“Sweet Talkin’ Woman” Exploring IPsoft’s #Amelia, an Artificial Agent
Posted on June 15th, 2015
06/15/2015 @WeWork, 69 Charlton Street, 8th floor, NY
Adam Pease @iPsoft presented his research on natural language processing (#NLP). He emphasized the importance of understanding the semantic structure of natural language and the limitations of the “bag of words” approach to automated language understanding.
IPsoft creates an artificial agent to automate customer service agents. It conducts a dialogue with users and is designed to handle step-by-step protocols for specific questions: e.g. for mortgage monthly calculations, but has the flexibility to engage in small talk and access databases and large corpora background knowledge. It also is trained to express its level of certainty when presenting an answer.
If Amelia cannot answer a question it will escalate to a human and then listen to the answer as it attempts to learn the solution when it faces similar inquiries in the future.
The next generation system will have an emotion model and a dialogue model. It could determine the emotion of the user, but a theory is still needed on how to handle the different emotions of users.
From this point, Adam emphasized the theory behind his NLP research emphasizing his work on ontology. He first reviewed some of the traditional information retrieval methods used by Amelia:
- Term freq/inverse document freq – greater importance given to infrequent terms
- BM25 – two phase. Retrieve docs, then relevant sentences from the document
- #Word2vec – multidimensional vectors of docs. Can train on words and the conjunction of words from documents.

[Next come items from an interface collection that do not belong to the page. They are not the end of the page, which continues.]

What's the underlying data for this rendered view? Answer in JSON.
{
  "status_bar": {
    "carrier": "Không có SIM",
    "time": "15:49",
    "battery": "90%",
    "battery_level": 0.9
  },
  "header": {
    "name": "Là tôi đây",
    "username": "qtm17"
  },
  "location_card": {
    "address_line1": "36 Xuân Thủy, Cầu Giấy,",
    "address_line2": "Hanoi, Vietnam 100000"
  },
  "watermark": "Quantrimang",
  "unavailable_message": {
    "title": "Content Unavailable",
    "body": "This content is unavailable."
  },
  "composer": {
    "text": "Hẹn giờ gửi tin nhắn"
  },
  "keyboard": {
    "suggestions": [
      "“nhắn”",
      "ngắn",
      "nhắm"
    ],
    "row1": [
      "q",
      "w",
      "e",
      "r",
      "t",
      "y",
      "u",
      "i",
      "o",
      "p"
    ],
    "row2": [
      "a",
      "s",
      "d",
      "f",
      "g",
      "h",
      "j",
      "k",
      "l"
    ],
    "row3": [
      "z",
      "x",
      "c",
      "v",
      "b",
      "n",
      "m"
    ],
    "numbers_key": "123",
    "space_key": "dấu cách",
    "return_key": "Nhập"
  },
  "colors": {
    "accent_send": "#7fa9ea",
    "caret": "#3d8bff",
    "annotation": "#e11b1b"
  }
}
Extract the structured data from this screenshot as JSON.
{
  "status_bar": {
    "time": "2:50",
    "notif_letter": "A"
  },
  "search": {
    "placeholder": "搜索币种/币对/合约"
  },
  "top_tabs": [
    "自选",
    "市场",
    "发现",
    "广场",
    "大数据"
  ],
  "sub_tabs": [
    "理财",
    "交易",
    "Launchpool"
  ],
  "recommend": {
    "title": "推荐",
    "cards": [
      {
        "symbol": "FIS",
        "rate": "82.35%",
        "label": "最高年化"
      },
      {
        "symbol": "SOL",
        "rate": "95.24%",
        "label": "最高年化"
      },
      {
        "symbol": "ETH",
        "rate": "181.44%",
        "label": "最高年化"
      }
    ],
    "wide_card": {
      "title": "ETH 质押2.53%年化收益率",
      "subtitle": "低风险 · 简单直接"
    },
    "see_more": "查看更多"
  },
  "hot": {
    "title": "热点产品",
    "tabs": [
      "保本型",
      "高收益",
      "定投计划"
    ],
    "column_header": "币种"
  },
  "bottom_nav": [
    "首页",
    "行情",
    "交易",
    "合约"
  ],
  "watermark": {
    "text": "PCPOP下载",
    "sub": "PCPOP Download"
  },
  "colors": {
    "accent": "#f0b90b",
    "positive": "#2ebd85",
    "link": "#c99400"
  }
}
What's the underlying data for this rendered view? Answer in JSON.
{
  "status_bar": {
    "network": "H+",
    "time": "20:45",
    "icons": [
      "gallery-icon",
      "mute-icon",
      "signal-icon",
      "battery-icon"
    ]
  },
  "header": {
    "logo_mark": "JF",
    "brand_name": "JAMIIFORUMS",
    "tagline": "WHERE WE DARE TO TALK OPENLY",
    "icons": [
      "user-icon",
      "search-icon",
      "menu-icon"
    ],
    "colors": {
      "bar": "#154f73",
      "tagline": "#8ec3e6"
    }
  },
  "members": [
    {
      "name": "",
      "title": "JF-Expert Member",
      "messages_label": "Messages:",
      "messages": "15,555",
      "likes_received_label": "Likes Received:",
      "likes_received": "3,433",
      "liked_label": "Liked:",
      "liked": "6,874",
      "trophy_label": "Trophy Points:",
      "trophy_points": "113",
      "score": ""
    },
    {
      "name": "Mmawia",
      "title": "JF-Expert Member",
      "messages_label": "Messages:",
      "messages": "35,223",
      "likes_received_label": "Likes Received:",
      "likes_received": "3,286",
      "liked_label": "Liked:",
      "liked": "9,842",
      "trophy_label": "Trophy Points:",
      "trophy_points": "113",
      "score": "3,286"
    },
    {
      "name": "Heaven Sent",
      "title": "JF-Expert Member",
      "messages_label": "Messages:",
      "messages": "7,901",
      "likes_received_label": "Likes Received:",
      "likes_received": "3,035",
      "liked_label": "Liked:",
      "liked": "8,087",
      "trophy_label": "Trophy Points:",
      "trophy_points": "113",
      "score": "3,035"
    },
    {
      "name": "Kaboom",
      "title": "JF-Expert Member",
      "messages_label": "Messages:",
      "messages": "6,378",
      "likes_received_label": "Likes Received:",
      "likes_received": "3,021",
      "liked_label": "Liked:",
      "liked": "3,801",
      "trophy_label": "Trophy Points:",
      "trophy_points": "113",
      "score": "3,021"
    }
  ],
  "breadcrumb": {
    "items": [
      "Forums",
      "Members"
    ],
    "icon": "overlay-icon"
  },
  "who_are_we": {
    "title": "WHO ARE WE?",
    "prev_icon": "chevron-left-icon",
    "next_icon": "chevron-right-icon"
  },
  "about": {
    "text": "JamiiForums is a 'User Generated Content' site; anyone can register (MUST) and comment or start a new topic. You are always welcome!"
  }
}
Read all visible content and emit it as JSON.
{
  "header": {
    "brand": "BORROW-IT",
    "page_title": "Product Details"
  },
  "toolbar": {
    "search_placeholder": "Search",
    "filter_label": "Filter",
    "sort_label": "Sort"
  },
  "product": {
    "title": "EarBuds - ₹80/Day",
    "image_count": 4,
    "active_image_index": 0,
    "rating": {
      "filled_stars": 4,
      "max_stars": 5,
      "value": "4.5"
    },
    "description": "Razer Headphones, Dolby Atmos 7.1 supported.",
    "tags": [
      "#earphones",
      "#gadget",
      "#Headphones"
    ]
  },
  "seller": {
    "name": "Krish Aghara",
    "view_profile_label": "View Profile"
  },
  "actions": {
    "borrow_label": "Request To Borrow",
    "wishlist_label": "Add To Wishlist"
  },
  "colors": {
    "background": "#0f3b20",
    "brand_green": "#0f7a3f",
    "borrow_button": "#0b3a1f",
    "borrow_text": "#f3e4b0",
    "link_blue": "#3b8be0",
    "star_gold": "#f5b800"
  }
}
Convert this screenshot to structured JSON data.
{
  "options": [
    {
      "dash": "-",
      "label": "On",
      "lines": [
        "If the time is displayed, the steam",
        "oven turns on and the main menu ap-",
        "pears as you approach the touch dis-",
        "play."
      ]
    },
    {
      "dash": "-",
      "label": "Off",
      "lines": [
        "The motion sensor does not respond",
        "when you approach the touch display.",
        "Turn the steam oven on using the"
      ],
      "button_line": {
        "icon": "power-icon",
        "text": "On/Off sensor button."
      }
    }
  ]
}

Uses multifactor analysis to avoid overfitting the data.
He then talked about methods for mapping the semantic structure of sentences and why these approaches are important: they have the potential to creating novel answers to problems.
The Stanford dependency parser graph extends the idea of sentence diagramming to create structures that can determine that “John walks to the store” is the statement that answers the questions “Who walks to the store?”. This is done by matching the node “John” with the node “who” and is robust to non-structural variations such as “amble” replacing “walk” in the original sentence.
Wordnet is one approach to creating the framework for these structures. George A. Miller at Princeton started its development 20 years ago. It is an electronic dictionary containing 100,000 hand-created word senses and semantic links.
Adam then talked about his research on ontology (“Suggested Upper Merged Ontology” contains 20k items, 80k axioms, linked with fact databases.) which relates higher order logical theory to the theory of language.
Related technologies include
- Expert systems – worked, but not visionary. Not reusable in the next project
- Semantic networks – match graph structures
- Semantic web – restricted representation.